By Daulton Dickey
‘Pataphysics is the science of blasting particles with thoughts designed not to blast particles. It is the exception within the obscene. All thoughts twist and squirm until the world is perverted, or disentangled. Alfred Jarry, who has been a corpse far longer than he was alive, founded the science, then posthumously spit it out, offering a somewhat opaque definition in Exploits and Opinions of Dr. Faustroll, Pataphysician, which we need not quote here.
For our purposes, here’s the quote:
Pataphysics is the science of imaginary solutions, which symbolically attributes the properties of objects, described by their virtuality, to their lineaments.
To their lineaments: imagine superimposing a concept over an object but overlaying a structure onto the concept—there you’ll have a moat in your eye.
But what’s the moat?
The truth, as far as I’m willing to admit it, is that you can’t define ‘Pataphysics. Any definition will—and by necessity should—contradict any other definition because ‘Pataphysics is interested in the particular and in the exceptional, and one particular or exceptional definition begets another particular or exceptional definition. Soon, we’d have an infinite loop of definitions, a spiral of words spilling into other words and upsetting the already confused.
And if we compared all definitions for general themes or ideas, and we used those to construct a definition, then that definition would be negated by the fact that it’s a general definition, contradicting the science of the exceptional. Or of the particular. But then what if a general definition drawn from myriad definitions is itself exceptional? That would only hold until someone drew up another general definition. Then we’d relegate the original general definition, and all those that followed, to the dusty heaps of the hallucination we call history.
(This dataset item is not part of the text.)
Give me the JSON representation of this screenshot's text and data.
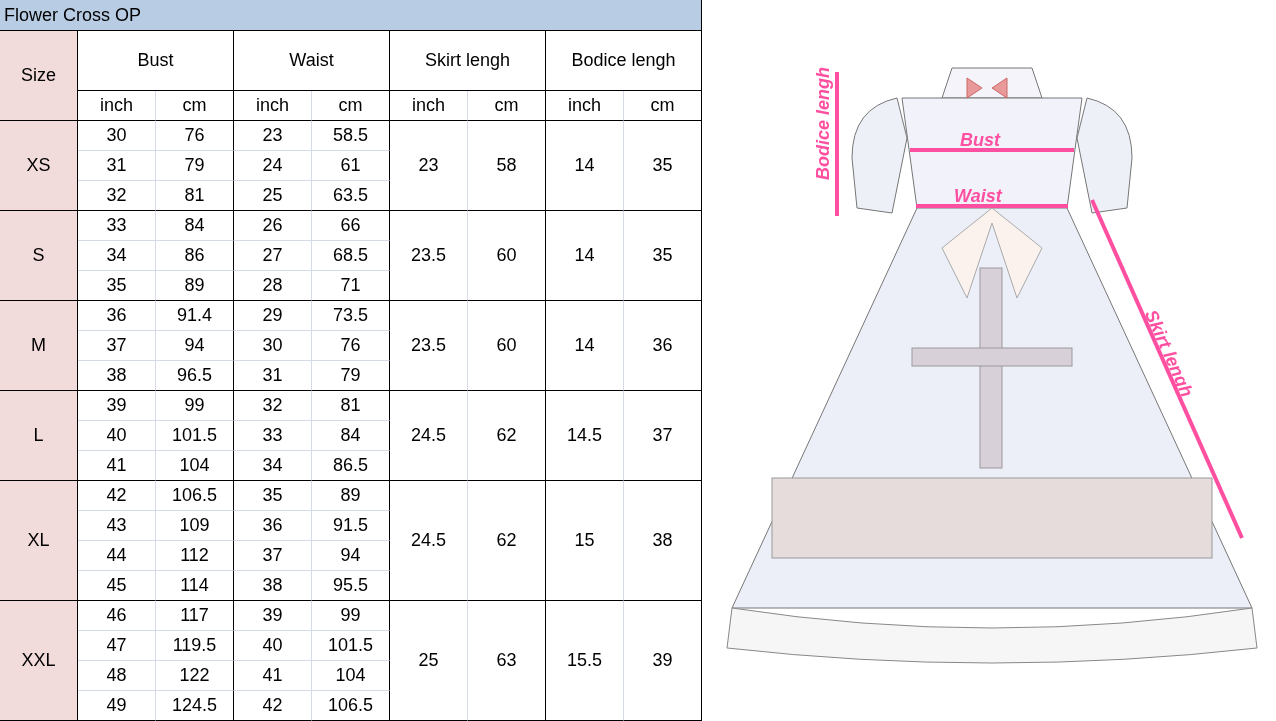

It’s hard to say how Jarry imagined or envisioned ‘Pataphysics. Reading Dr. Faustroll opens possibilities but says little about probability. And probability matters far more than possibility, but only insofar as we’re trying to define the concept. In the world of applied pataphysics, possibility far outweighs probability.
In terms of literature, Jarry forced the possible onto the probable, building a frame for windows opening onto possible worlds. He called such novels ‘hypothetical novels,’ in that they described hypothetical worlds and didn’t try to simulate ours. Throughout Faustroll, for example, Jarry piled puns and absurdities atop obscure metaphors—much of the novel describes journeys to hypothetical lands, or islands, themselves metaphors alluding to people Jarry either liked or disliked. His friends and enemies danced with the worlds spiraling out of his imagination, and in the spiral we catch glimpses of ‘Pataphysics.
We could even go so far as to consider spirals the most important images of all. In his revolutionary play, Ubu Roi, Jarry gave us Ubu, a rapacious idiot who steals a kingdom, and runs it into the ground. In an illustration of Ubu, Jarry incorporated a spiral into the king’s belly. The spiral itself represents mathematical precision, a concept found both in pure mathematics and in nature. But the spiral as Jarry might have perceived it deals more with perception than with precision.
In ‘Pataphysics: A Useless Guide, Andrew Hugill says of the spiral:
[D]rawing the spiral in fact creates two spirals: the one that is drawn and the one that is described by what is drawn. This echoes the plus-minus, or that which is and that which is not, in simultaneous existence. In pataphysics, mutually exclusive opposites can and do co-exist.
Spiral motions run seamlike through pataphysics, evoking its energy, timelessness, headiness, absurdity, and self-contradictions. It describes the nearly repetitive flow of history from a pataphysical perspective: endlessly passing again, yet distant from, the same point.
So the question remains: what is ‘Pataphysics? In a way, it is whatever you want it to be. It’s the undrawn spiral carved within the trenches of the drawn spiral, defined by ineffable and shifting aspects of perception.
To define ‘Pataphysics is to betray it, in a sense. And it’s to betray other definitions, those self-involved tildes approximating the intangible honeycombs we superimpose over everything we perceive, or even consider. It’s the trenches of a spiral curling around itself by never overlapping, a complicated circle folding in on itself and confusing more than it defines.
And so we can assert without fear of impregnating bafflement: ‘Pataphysics is the science of blasting particles with thoughts designed not to blast particles. It is the exception within the obscene. All thoughts twist and squirm until the world is perverted, or disentangled.
And if that doesn’t simultaneously strengthen and dissolve the moat, nothing will.
Daulton Dickey is a pataphysical surrealist currently living in Indiana. He’s the author of Flesh Made World, Still Life with Chattering Teeth, and other books he failed to publicize.